Sorenson does offer a free, FCC-funded solution called Video Relay Service (VRS). In this scenario, the doctor dials 888-FAST-VRS and connects to a sign-language operator who calls the patient on a Videophone. The doctor speaks to the operator, who in turn signs to the patient….the patient signs back to the interpreter….and the interpreter speaks her words to the doctor.
Several years ago I met the CEO, Jim Sorenson, when I was an Assistive Technology reporter at BusinessWeek. He’s a smart and well-intentioned guy. I tried out the Videophone at the Lexington School for the Deaf in Queens, New York. I also sat in one of their new Videophone booths that is designed for public spaces, like universities and airports. The Videophone booth looks like one of those $3 photo booths at Coney Island — sparse, but private.

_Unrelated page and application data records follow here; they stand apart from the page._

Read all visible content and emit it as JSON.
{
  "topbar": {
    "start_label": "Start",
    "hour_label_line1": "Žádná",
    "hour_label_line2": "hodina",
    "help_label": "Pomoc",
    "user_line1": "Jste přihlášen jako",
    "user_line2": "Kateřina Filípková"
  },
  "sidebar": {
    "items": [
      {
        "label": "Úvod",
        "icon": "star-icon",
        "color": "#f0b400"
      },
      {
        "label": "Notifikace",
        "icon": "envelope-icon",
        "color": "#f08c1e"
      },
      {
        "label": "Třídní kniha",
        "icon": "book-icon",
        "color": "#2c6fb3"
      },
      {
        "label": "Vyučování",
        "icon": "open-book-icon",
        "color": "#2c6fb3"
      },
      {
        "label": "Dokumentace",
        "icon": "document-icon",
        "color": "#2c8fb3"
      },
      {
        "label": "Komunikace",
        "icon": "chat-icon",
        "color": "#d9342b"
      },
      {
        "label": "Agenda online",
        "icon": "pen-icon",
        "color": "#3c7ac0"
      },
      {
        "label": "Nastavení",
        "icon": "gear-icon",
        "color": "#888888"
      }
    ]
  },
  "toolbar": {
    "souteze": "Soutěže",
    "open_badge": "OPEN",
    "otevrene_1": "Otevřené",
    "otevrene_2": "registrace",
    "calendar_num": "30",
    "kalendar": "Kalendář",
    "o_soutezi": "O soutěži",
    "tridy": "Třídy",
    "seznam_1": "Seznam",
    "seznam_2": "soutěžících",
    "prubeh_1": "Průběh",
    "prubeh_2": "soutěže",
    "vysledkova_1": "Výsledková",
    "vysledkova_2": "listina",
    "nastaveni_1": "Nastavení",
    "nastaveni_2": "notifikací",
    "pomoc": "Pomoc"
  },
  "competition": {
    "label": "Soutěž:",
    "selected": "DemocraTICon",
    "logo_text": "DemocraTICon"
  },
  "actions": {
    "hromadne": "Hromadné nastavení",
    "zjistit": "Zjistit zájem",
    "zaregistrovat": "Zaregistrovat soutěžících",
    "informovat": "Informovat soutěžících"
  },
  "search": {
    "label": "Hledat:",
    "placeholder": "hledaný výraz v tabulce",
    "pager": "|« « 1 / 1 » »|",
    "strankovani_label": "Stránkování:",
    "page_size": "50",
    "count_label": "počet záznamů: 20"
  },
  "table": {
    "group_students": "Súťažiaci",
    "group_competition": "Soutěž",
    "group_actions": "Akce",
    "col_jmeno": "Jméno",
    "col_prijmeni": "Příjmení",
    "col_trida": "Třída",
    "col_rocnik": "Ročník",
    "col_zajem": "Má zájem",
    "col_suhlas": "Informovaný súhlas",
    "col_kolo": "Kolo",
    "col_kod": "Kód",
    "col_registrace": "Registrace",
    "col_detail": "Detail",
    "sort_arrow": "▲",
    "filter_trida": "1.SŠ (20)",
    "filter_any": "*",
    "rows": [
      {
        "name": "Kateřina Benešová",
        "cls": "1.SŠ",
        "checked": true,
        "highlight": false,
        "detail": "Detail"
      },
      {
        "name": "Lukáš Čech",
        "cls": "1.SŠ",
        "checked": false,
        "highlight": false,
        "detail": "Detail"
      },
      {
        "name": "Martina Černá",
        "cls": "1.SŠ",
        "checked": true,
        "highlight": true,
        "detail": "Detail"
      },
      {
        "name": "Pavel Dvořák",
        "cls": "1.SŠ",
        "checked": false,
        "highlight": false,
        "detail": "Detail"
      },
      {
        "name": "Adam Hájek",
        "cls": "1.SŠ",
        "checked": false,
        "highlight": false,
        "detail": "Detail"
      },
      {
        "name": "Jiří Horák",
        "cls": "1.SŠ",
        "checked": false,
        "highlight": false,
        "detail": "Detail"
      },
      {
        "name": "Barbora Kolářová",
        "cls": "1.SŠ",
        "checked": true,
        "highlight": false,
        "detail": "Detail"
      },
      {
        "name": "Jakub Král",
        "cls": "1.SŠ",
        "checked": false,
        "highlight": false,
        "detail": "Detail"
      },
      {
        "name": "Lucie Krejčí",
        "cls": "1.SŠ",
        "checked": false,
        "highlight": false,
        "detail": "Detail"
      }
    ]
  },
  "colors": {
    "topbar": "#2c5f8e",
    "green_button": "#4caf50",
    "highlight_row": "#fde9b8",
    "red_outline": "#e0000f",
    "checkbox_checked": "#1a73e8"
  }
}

At the end of the day, the Deaf patient’s attempt to get her needs fulfilled (her way and only her way) is at odds with the spirit of the ADA and its “reasonable accommodation” premise. These types of situations could backfire and hurt others who are disabled, which is the argument that Levitt and Dubner make.
In the end, the Deaf patient didn’t need the knee surgery. But I can’t help but wonder if the doctor felt ambushed. Would he ever accept a Deaf (or disabled) patient again?
Dubner and Levitt’s next example from their article cites findings from two economists who say the ADA has had a negative effect on the employment of the disabled. “Employers, concerned that they wouldn’t be able to discipline or fire disabled workers who happened to be incompetent, apparently avoided hiring them in the first place,” Dubner and Levitt said.
I think Dubner and Levitt make a good case, but I am going to need to do some of my own research. I believe that employers are not as concerned about incompetence (a complete inability to function) as they are about the disabled employee’s ability to consistently perform a job to par.
That’s because more of Corporate America has adopted Six Sigma, performance management systems and merit-based pool bonus structures. The result is that one person’s performance is intrinsically tied to his or her team’s output. Much like nobody wanted the handicapped kid on their Dodge Ball team, it has become harder for the disabled to be given a chance to prove themselves because the stakes are higher for everyone involved. Simply put, it’s a trust issue.
That’s why it is so pressing that people with disabilities go above and beyond to educate themselves and their employers about their disability. They must also capitalize on technological advances, such as video relay, text readers and speech applications, that will help them dispel notions that they can’t pull their own weight for the team. What might look like incompetence is really just ineffectiveness — because the person with a disability hasn’t asked for or been given the right tools.
All in all, getting to par is possible and doable. But it takes chutzpah on behalf of the disabled employee, and education and understanding from the able-bodied boss that given the right accommodations, his employee can succeed.
The economists’ results were published in the Journal of Political Economy in 2001 — nine years after the ADA was enacted — but the data could be older than 2001. Advances in technology today and tomorrow will continue to help build the bridge between the able-bodied and people with disabilities in the workplace.
In summary, everyone should rise to meet the “reasonable accommodations” of the disabled. But the disabled should also take responsibility for ensuring their requests will be effective, are mutually accommodating and don’t overstep the boundaries of the law’s good intentions.